The Board of Health continued to support the Berkshire Mosquito Control Project despite opposition from some residents.
PITTSFIELD, Mass. — The Board of Health has its scientific studies; residents have theirs.
Either way, the city will continue to drive a truck spraying adulticide in targeted areas to kill mosquitoes.
The city joined the Berkshire County Mosquito Control Project in 2010 in an attempt to combat such disease as West Nile virus and eastern equine encephalitis.
The control program calls for spraying "Duet" adulticide under certain circumstances. Many residents oppose the use of the chemicals and called for other options — such as the installation of bat houses.
"It is not even killing the mosquito," resident Nicki Kusek told the Board of Health. "The money being spent on this would be better spent on other ways to control the mosquito."
The program does have an opt-out clause, allowing residents to keep their property from being sprayed. However, residents are calling to end the program altogether.
"I shouldn't have to worry about the chemicals in my yard, going into my garden if it is something I don't want," said resident Stephanie Aube. "It should be on an opt-in basis."
A group of residents have continually opposed the use of the chemical citing an array of studies claiming it not only causes health problems regarding childhood development and wildlife reproduction, but that it doesn't kill mosquitoes as much as it is portrayed to.
"Not only are the ingredients in Duet proven to be harmful to our wetlands, bees and ecosystems but they are proven to cause developmental delays in small children similar to lead poisoning. And they are scientifically proven not to work," reads a letter to the board from resident Kathy Lloyd.
"The EPA has no jurisdiction and should certainly not have the final say in what is safe in our town. We have historical proof of them being wrong time and time again and our friends and neighbors have paid the price with their lives from PCB exposure, which the EPA also said was safe for many years."
Lloyd has twice submitted petitions opposing the adulticide application — one bearing the names of more than 200 people and a more recent with 60 signatures.
While those in opposition have their studies to cite, the Board of Health has its and a 40-year history of the product being used.
The board members responded to the opposition Wednesday saying the application is the last resort in a tiered program. There are certain thresholds of mosquito populations and/or disease that triggers the spraying, they said.
"This is thought out. We speak with Chris about it every year. In the winter, we look at the previous year's effect. We've been pretty good with the reduction of triple E and West Nile virus," said Jay Green, who said EEE has a 50 percent mortality rate so preventing that from spreading is of high concern.
The project recently began spraying in areas with high mosquito populations while no diseases have been confirmed — and some residents want the spraying program.

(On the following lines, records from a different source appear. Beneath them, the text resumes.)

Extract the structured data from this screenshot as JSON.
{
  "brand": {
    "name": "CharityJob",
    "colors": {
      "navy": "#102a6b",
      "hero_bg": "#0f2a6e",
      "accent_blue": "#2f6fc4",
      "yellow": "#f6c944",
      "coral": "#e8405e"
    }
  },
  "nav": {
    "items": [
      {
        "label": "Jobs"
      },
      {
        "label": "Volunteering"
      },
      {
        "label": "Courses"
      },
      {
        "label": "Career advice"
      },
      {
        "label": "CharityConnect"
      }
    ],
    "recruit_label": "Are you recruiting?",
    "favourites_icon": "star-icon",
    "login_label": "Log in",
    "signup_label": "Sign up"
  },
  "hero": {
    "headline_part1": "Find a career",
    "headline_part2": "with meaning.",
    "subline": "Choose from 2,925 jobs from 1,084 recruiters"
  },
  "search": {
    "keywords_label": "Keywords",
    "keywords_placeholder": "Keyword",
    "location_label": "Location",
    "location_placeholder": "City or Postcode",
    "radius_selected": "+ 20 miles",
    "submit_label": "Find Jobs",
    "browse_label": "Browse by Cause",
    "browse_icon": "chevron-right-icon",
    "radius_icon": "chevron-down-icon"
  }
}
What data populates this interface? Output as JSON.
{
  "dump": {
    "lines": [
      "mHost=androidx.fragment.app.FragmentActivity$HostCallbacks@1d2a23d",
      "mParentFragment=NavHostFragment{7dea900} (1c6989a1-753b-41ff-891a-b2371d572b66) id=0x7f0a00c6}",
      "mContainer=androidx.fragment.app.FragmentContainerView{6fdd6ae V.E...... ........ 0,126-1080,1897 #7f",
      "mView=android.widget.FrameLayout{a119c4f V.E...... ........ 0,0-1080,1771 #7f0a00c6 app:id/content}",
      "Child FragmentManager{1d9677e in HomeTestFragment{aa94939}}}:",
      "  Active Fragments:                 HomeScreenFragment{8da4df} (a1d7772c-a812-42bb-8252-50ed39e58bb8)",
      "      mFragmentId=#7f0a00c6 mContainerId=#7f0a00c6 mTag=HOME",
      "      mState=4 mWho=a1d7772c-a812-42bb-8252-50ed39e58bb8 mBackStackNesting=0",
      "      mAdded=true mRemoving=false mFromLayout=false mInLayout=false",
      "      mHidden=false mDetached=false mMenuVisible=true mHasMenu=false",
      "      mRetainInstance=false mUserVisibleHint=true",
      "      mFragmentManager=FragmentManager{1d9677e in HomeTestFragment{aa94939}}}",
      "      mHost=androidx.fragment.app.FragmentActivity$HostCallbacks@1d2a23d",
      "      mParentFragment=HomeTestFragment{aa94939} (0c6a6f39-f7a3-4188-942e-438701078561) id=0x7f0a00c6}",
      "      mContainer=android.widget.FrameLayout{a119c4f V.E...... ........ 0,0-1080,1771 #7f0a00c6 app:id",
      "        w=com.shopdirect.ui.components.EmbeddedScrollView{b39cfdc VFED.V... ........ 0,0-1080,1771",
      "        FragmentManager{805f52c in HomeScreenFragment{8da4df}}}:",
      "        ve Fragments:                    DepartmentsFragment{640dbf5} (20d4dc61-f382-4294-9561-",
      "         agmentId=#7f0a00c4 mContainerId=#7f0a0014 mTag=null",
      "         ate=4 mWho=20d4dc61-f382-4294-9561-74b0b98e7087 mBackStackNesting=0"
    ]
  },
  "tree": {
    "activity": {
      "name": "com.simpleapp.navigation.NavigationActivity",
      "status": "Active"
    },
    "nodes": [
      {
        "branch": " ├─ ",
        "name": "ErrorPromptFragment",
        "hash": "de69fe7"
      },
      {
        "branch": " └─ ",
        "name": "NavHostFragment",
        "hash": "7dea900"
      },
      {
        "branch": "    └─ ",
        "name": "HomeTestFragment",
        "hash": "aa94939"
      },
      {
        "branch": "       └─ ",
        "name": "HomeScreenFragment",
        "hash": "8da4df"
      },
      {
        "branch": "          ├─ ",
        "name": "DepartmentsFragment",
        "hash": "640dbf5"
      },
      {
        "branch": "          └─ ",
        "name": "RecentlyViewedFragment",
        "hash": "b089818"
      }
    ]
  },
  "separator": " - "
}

Kenilworth Street resident Sharon Shields attended Wednesday's meeting asking for her neighborhood to be sprayed. She told the board that the mosquito population in that area is overwhelming.
"We can't go outside," she said. "I am begging you to come spray those neighborhoods."
City Council Vice President Chris Connell said he has received "outcry" from residents in the Williams Street area asking for the spraying because the insect population is so high. Meanwhile, he said no one had contacted him in opposition.
Berkshire Mosquito Control Project Superintendent Christopher Horton said there is a population boom in mosquitoes right now because of recent flooding. Horton said mosquitoes lay eggs in the flood plain of the Housatonic River and when it floods, all of the eggs hatch at once.
Horton said he's received more than 100 requests for spraying from neighborhoods near the floodplains.
Residents opposing the spray are using "flawed" research, he said, by citing studies that looked at different chemicals, measured exposure at a higher rate or even studied indoor applications.
"There is research that says it works and that is what we are using," Horton said. "To say our products are dangerous and our methods are ineffective wouldn't stand a real review."
Simply put, Horton said the spread of malaria or yellow fever would never have been stopped without mosquito control programs. And after years of Duet being used, by now the concerns have been fleshed out, he said.
"There has been ample time for concerns to be fleshed out," Horton said. "That's been a long time that this stuff has been used and it has been used across the country."
Board member Cynthia Geyer said studies also show that the application has stopped outbreaks of diseases and a 2005 World Health Organization report shows there are no long-term health concerns.
With that, the Board of Health said it will continue to use the sprays to combat mosquitoes. The board expects to announce another round of spraying in the coming weeks. The sprayings are done overnight.